The Beverly Hills Urban Green Management Plan, prepared by the Dudek company, recommends that palm trees that do not have historical significance or provide tourism benefits “should be evaluated and selected for removal and replacement with trees that provide more shade.” ». Among other things, the Los Angeles Department of Forestry Sciences said it is working with other management agencies to figure out how to create more space to replace the palms with trees that provide more shade and may be native.

As arborist Ryan Allen, one of the Dudek experts who helped assess conditions in the city, told the Los Angeles Times: “Between a palm tree and a shade plant, planting a palm tree is like missing an opportunity .”

– Also read: Planting more trees is not enough to save the world

However, the Los Angeles landscape is unlikely to see major upheaval, at least for the foreseeable future.

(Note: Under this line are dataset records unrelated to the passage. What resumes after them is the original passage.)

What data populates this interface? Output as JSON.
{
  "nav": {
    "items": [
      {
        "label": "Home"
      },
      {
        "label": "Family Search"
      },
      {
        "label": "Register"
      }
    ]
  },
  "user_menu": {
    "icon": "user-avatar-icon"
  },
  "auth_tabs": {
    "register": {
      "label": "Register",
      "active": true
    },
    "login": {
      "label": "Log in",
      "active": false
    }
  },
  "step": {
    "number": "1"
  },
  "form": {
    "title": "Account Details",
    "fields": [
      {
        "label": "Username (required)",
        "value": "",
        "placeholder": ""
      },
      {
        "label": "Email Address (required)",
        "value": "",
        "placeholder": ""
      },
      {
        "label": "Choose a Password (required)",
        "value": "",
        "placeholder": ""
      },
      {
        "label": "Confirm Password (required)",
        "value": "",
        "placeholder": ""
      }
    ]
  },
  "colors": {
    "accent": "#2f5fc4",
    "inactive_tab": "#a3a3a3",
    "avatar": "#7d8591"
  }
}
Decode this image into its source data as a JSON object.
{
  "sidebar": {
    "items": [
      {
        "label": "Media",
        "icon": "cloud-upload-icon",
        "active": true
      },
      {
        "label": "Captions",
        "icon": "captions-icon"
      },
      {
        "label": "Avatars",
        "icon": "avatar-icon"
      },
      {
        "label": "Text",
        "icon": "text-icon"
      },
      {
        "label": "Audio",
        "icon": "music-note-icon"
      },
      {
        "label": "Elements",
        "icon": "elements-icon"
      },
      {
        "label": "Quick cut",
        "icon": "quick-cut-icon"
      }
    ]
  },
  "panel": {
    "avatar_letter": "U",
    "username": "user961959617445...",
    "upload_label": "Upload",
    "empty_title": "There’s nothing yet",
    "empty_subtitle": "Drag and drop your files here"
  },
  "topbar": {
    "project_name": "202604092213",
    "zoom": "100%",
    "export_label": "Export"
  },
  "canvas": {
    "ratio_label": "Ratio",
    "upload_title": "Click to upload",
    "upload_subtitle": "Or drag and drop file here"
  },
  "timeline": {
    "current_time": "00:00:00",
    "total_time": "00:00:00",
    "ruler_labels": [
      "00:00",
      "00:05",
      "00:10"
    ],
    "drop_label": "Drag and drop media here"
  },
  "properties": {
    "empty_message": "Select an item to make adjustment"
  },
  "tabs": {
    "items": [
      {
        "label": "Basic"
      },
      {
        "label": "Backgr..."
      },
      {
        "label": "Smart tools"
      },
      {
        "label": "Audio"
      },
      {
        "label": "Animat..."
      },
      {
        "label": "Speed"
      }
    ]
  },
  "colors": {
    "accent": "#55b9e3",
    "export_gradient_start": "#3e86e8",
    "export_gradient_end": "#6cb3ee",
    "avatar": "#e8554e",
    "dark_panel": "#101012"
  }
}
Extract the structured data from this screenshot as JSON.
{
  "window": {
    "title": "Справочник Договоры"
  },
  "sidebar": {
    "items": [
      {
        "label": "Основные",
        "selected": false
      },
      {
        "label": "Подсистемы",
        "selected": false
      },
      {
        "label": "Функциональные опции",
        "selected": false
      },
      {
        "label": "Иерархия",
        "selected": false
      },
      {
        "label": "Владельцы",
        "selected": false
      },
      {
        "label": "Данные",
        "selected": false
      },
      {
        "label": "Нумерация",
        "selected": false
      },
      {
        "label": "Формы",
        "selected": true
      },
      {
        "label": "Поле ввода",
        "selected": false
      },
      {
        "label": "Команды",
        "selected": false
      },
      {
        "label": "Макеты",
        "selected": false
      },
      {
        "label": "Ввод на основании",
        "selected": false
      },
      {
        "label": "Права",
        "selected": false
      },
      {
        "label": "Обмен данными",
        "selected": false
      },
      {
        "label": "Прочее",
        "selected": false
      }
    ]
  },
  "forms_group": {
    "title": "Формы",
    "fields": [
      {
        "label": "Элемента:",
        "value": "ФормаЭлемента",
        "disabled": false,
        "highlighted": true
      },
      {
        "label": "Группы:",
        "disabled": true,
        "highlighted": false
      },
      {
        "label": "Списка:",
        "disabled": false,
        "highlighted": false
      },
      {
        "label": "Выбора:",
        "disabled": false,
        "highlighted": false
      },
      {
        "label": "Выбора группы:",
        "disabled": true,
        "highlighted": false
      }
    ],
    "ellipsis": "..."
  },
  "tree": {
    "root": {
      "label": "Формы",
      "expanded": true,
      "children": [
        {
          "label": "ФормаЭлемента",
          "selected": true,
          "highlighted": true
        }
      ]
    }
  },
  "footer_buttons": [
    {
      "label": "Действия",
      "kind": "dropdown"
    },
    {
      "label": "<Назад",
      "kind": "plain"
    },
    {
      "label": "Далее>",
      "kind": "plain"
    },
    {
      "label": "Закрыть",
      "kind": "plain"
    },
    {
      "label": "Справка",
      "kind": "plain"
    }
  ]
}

The Los Angeles Times claims that palm trees will likely remain in the city for a long time, both because it is likely that people will continue to plant them on private property and because some neighborhoods are replacing some of the dead palm trees with other palm trees for landscaping reasons Uniformity. Even Elizabeth Skrat, the head of the local government's City Plants program, “seriously doubts that palm trees will disappear completely.” According to Jared Farmer, history professor and author of the book “Trees in Paradise,” “the big one could be Palm Death” in Los Angeles instead becomes one of the typical dystopian stories of Hollywood cinema: “a failed American experiment”.